Succulents that are not cacti include:
- Angelina stonecrop (Sedum rupestre Angelina)
- Autumn Joy stonecrop (Sedum Autumn Joy)
- Chocolate Drop stonecrop (Sedum Chocolate Drop)
- Purple ice plant (Delosperma cooperi)
- Hens and chicks (Sempervivum tectorum)
- Aloe vera (Aloe barbadensis)
- Agave (Agave americana)
Just so, what species is my succulent?
The best way to identify succulents is by their leaf shape and growth habit. Of course, fleshy leaves are what classifies succulents apart from other plants. Some succulent species have fleshy leaves that grow in a rosette shape, giving the plant a spiky look.
Similarly, is aloe vera a succulent or cactus?
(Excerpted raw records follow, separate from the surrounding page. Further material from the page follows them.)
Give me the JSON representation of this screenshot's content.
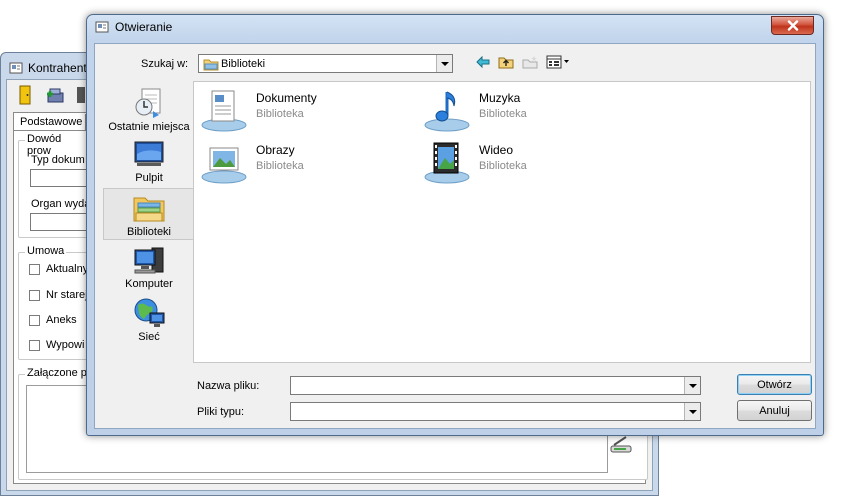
{
  "background_window": {
    "title": "Kontrahent",
    "tab_label": "Podstawowe",
    "group_dowod": "Dowód prow",
    "typ_label": "Typ dokum",
    "organ_label": "Organ wyda",
    "group_umowa": "Umowa",
    "checkboxes": [
      "Aktualny",
      "Nr starej",
      "Aneks",
      "Wypowi"
    ],
    "group_zalaczone": "Załączone p"
  },
  "dialog": {
    "title": "Otwieranie",
    "look_in_label": "Szukaj w:",
    "look_in_value": "Biblioteki",
    "places": [
      {
        "label": "Ostatnie miejsca",
        "icon": "recent-places-icon"
      },
      {
        "label": "Pulpit",
        "icon": "desktop-icon"
      },
      {
        "label": "Biblioteki",
        "icon": "libraries-icon"
      },
      {
        "label": "Komputer",
        "icon": "computer-icon"
      },
      {
        "label": "Sieć",
        "icon": "network-icon"
      }
    ],
    "files": [
      {
        "name": "Dokumenty",
        "sub": "Biblioteka",
        "icon": "documents-library-icon"
      },
      {
        "name": "Muzyka",
        "sub": "Biblioteka",
        "icon": "music-library-icon"
      },
      {
        "name": "Obrazy",
        "sub": "Biblioteka",
        "icon": "pictures-library-icon"
      },
      {
        "name": "Wideo",
        "sub": "Biblioteka",
        "icon": "video-library-icon"
      }
    ],
    "filename_label": "Nazwa pliku:",
    "filename_value": "",
    "filetype_label": "Pliki typu:",
    "filetype_value": "",
    "open_button": "Otwórz",
    "cancel_button": "Anuluj"
  },
  "colors": {
    "title_bar": "#c4d6ec",
    "close_button": "#c0331c",
    "selected_place": "#e6e6e6"
  }
}
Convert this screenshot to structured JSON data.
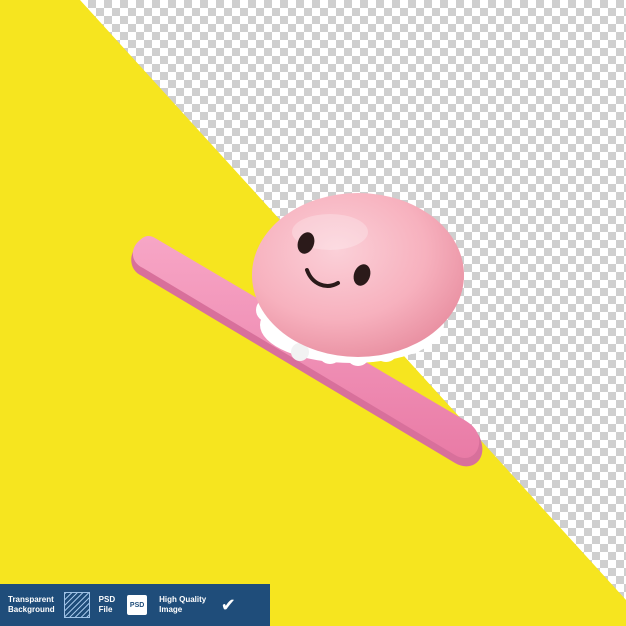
{
  "colors": {
    "yellow_background": "#f6e51f",
    "skateboard_pink": "#f28fb6",
    "character_pink": "#f7b1be",
    "frill_white": "#ffffff",
    "badge_bar_blue": "#1f4d7a"
  },
  "badge_bar": {
    "items": [
      {
        "label": "Transparent\nBackground",
        "icon": "hatched-square-icon"
      },
      {
        "label": "PSD\nFile",
        "icon": "psd-file-icon",
        "icon_text": "PSD"
      },
      {
        "label": "High Quality\nImage",
        "icon": "checkmark-icon"
      }
    ]
  }
}
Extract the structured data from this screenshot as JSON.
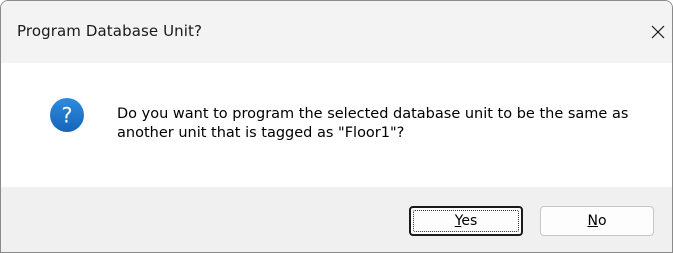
{
  "dialog": {
    "title": "Program Database Unit?",
    "close_icon": "close-icon",
    "icon": "question-icon",
    "icon_color": "#1a73c8",
    "message": "Do you want to program the selected database unit to be the same as another unit that is tagged as \"Floor1\"?",
    "buttons": {
      "yes": {
        "mnemonic": "Y",
        "rest": "es"
      },
      "no": {
        "mnemonic": "N",
        "rest": "o"
      }
    }
  }
}
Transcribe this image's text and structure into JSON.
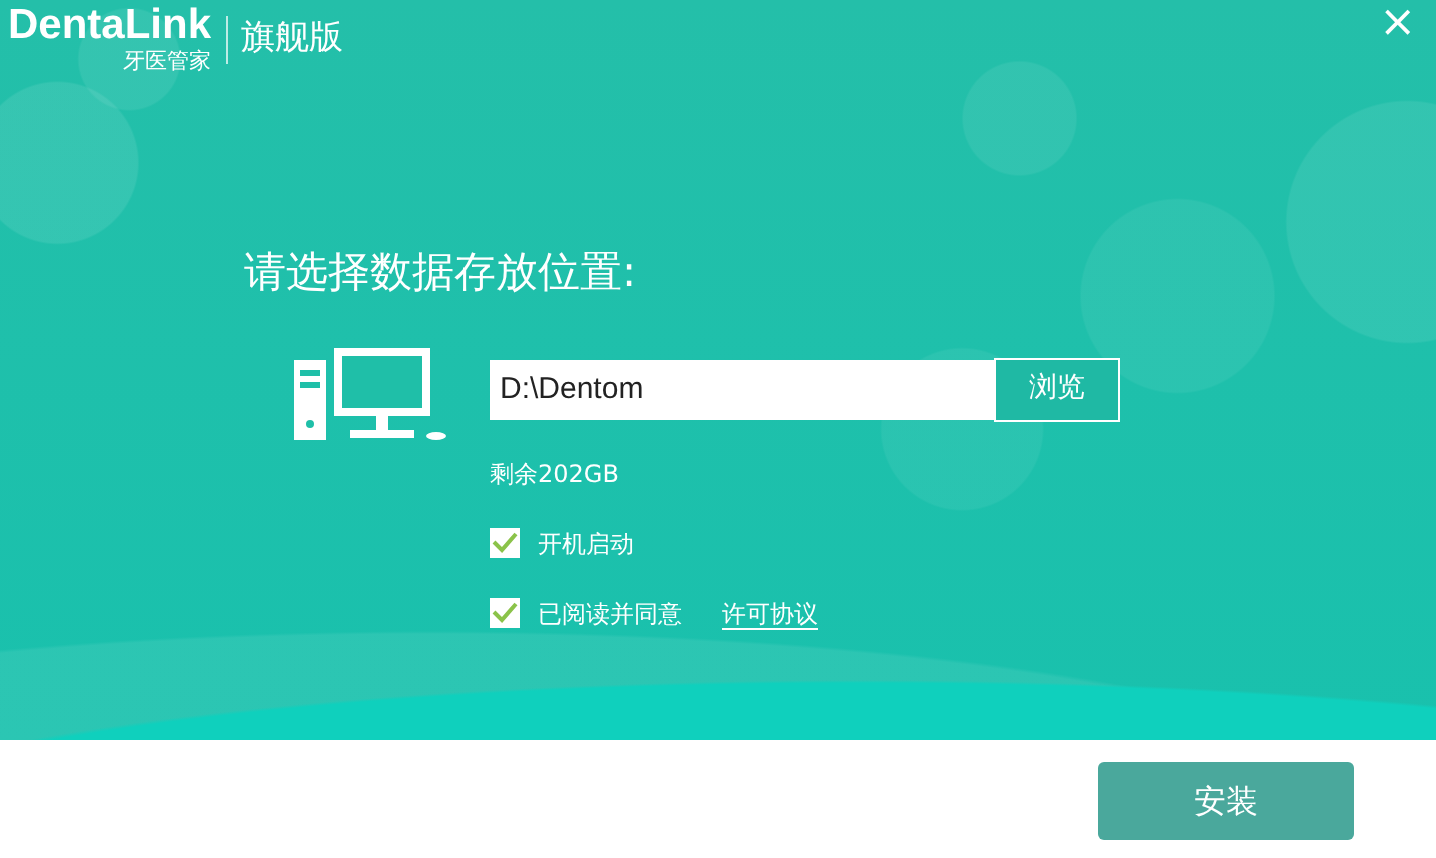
{
  "header": {
    "logo": "DentaLink",
    "logo_subtitle": "牙医管家",
    "edition": "旗舰版",
    "close": "×"
  },
  "heading": "请选择数据存放位置:",
  "path_field": {
    "value": "D:\\Dentom"
  },
  "browse_button": "浏览",
  "free_space": "剩余202GB",
  "options": [
    {
      "label": "开机启动",
      "checked": true
    },
    {
      "label": "已阅读并同意",
      "checked": true,
      "link": "许可协议"
    }
  ],
  "install_button": "安装"
}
Aloe vera plants are succulents, so use a well-draining potting mix, such as those made for cacti and succulents. Do not use gardening soil.
Is aloe a succulent?
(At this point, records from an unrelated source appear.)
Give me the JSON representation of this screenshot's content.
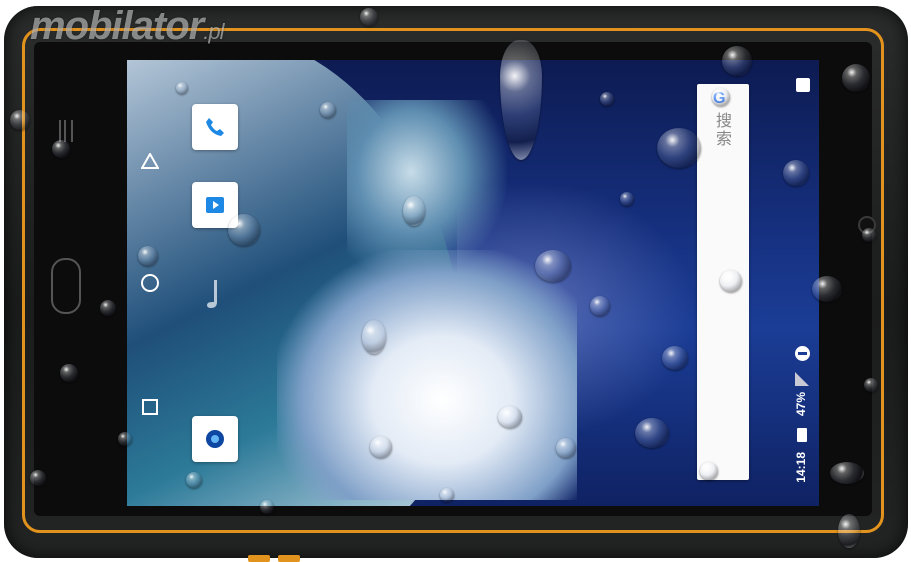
{
  "watermark": {
    "brand": "mobilator",
    "domain": ".pl"
  },
  "status_bar": {
    "battery_percent": "47%",
    "time": "14:18"
  },
  "search_widget": {
    "label": "搜索",
    "logo": "G"
  },
  "dock": {
    "apps": [
      "phone-app-icon",
      "video-player-app-icon",
      "music-app-icon",
      "camera-app-icon"
    ]
  },
  "nav_bar": {
    "buttons": [
      "back-icon",
      "home-icon",
      "recents-icon"
    ]
  },
  "colors": {
    "trim": "#e2931d",
    "screen": "#1b3d96",
    "body": "#1f2020"
  }
}
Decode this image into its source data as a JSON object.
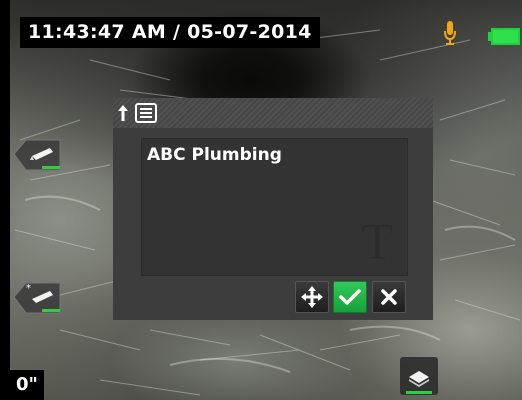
{
  "status_bar": {
    "timestamp": "11:43:47 AM / 05-07-2014",
    "icons": [
      "microphone-icon",
      "battery-icon"
    ],
    "battery_color": "#1fcf3b",
    "mic_color": "#f2a515"
  },
  "side_controls": {
    "left_top_icon": "flashlight-icon",
    "left_bottom_icon": "flashlight-adjust-icon",
    "bottom_right_icon": "tray-icon",
    "indicator_color": "#2fcf3e"
  },
  "zoom": {
    "value": "0\""
  },
  "text_dialog": {
    "header_icons": [
      "up-arrow-icon",
      "list-icon"
    ],
    "text_value": "ABC Plumbing",
    "text_mode_icon_glyph": "T",
    "buttons": {
      "move_icon": "move-arrows-icon",
      "confirm_icon": "checkmark-icon",
      "cancel_icon": "close-icon"
    },
    "confirm_color": "#22b64a"
  }
}
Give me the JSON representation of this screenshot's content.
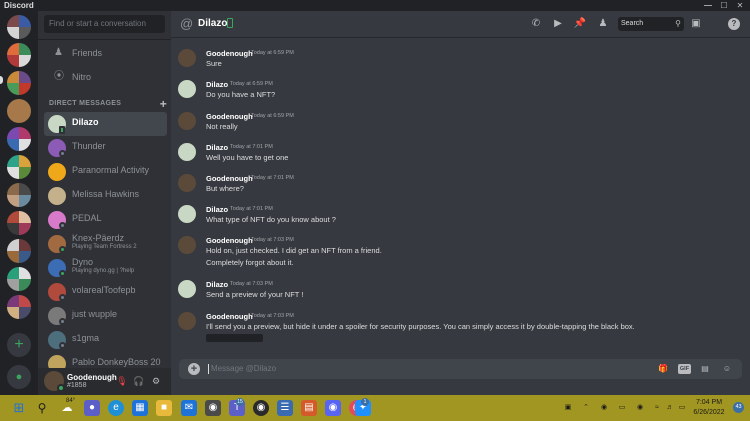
{
  "app": {
    "title": "Discord",
    "window_controls": [
      "—",
      "☐",
      "✕"
    ]
  },
  "sidebar": {
    "search_placeholder": "Find or start a conversation",
    "nav": [
      {
        "label": "Friends",
        "icon": "friends-icon"
      },
      {
        "label": "Nitro",
        "icon": "nitro-icon"
      }
    ],
    "dm_header": "DIRECT MESSAGES",
    "dm_items": [
      {
        "name": "Dilazo",
        "active": true,
        "status": "mobile",
        "color": "#c9d8c4"
      },
      {
        "name": "Thunder",
        "color": "#8c5bb5"
      },
      {
        "name": "Paranormal Activity",
        "color": "#f0a81b"
      },
      {
        "name": "Melissa Hawkins",
        "color": "#c4b08a"
      },
      {
        "name": "PEDAL",
        "color": "#d77ac9"
      },
      {
        "name": "Knex-Päerdz",
        "sub": "Playing Team Fortress 2",
        "color": "#a26a40"
      },
      {
        "name": "Dyno",
        "sub": "Playing dyno.gg | ?help",
        "color": "#3c6cb4"
      },
      {
        "name": "volarealToofepb",
        "color": "#b04a3c"
      },
      {
        "name": "just wupple",
        "color": "#7a7a7a"
      },
      {
        "name": "s1gma",
        "color": "#4d6f7d"
      },
      {
        "name": "Pablo DonkeyBoss 20",
        "color": "#c0a35d"
      }
    ]
  },
  "user_panel": {
    "name": "Goodenough",
    "tag": "#1858"
  },
  "chat": {
    "recipient": "Dilazo",
    "search_placeholder": "Search",
    "composer_placeholder": "Message @Dilazo",
    "messages": [
      {
        "author": "Goodenough",
        "time": "Today at 6:59 PM",
        "lines": [
          "Sure"
        ],
        "avatar": "goodenough"
      },
      {
        "author": "Dilazo",
        "time": "Today at 6:59 PM",
        "lines": [
          "Do you have a NFT?"
        ],
        "avatar": "dilazo"
      },
      {
        "author": "Goodenough",
        "time": "Today at 6:59 PM",
        "lines": [
          "Not really"
        ],
        "avatar": "goodenough"
      },
      {
        "author": "Dilazo",
        "time": "Today at 7:01 PM",
        "lines": [
          "Well you have to get one"
        ],
        "avatar": "dilazo"
      },
      {
        "author": "Goodenough",
        "time": "Today at 7:01 PM",
        "lines": [
          "But where?"
        ],
        "avatar": "goodenough"
      },
      {
        "author": "Dilazo",
        "time": "Today at 7:01 PM",
        "lines": [
          "What type of NFT do you know about ?"
        ],
        "avatar": "dilazo"
      },
      {
        "author": "Goodenough",
        "time": "Today at 7:03 PM",
        "lines": [
          "Hold on, just checked. I did get an NFT from a friend.",
          "Completely forgot about it."
        ],
        "avatar": "goodenough"
      },
      {
        "author": "Dilazo",
        "time": "Today at 7:03 PM",
        "lines": [
          "Send a preview of your NFT !"
        ],
        "avatar": "dilazo"
      },
      {
        "author": "Goodenough",
        "time": "Today at 7:03 PM",
        "lines": [
          "I'll send you a preview, but hide it under a spoiler for security purposes. You can simply access it by double-tapping the black box."
        ],
        "avatar": "goodenough",
        "spoiler": true
      }
    ]
  },
  "taskbar": {
    "weather_temp": "84°",
    "badges": {
      "teams": "15",
      "discord": "1"
    },
    "clock_time": "7:04 PM",
    "clock_date": "6/26/2022",
    "notification_count": "43"
  },
  "colors": {
    "accent_green": "#3ba55d",
    "taskbar": "#a29623",
    "chat_bg": "#36393f",
    "sidebar_bg": "#2f3136"
  }
}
As important as choosing the right soil, too much sunlight can kill these plants. And since (as previously noted) aloe plants are succulents—yes, like our beloved bunny succulents—they thrive in partial sunlight.
Desert cacti, forest cacti, and succulents can all be grown together. They make stunning displays for your houseplant collection. They don’t take a lot of care, but you still need to know what they like and need.
Cactus plural: Cacti is a noun. It is the plural form of cactus, which refers to members of a family of spiny plants. Cacti are famous for having sharp spines. They can survive extreme conditions by storing water in their stems for extended periods of time.
Not all succulents are thought to bring good fortune some of them are considered as a symbol of bad luck. Like succulents with thorns should not be placed indoors as they can be a source of bad luck according to the Feng Shui practice. … Placing a thorny succulent in your bedroom causes intimacy issues.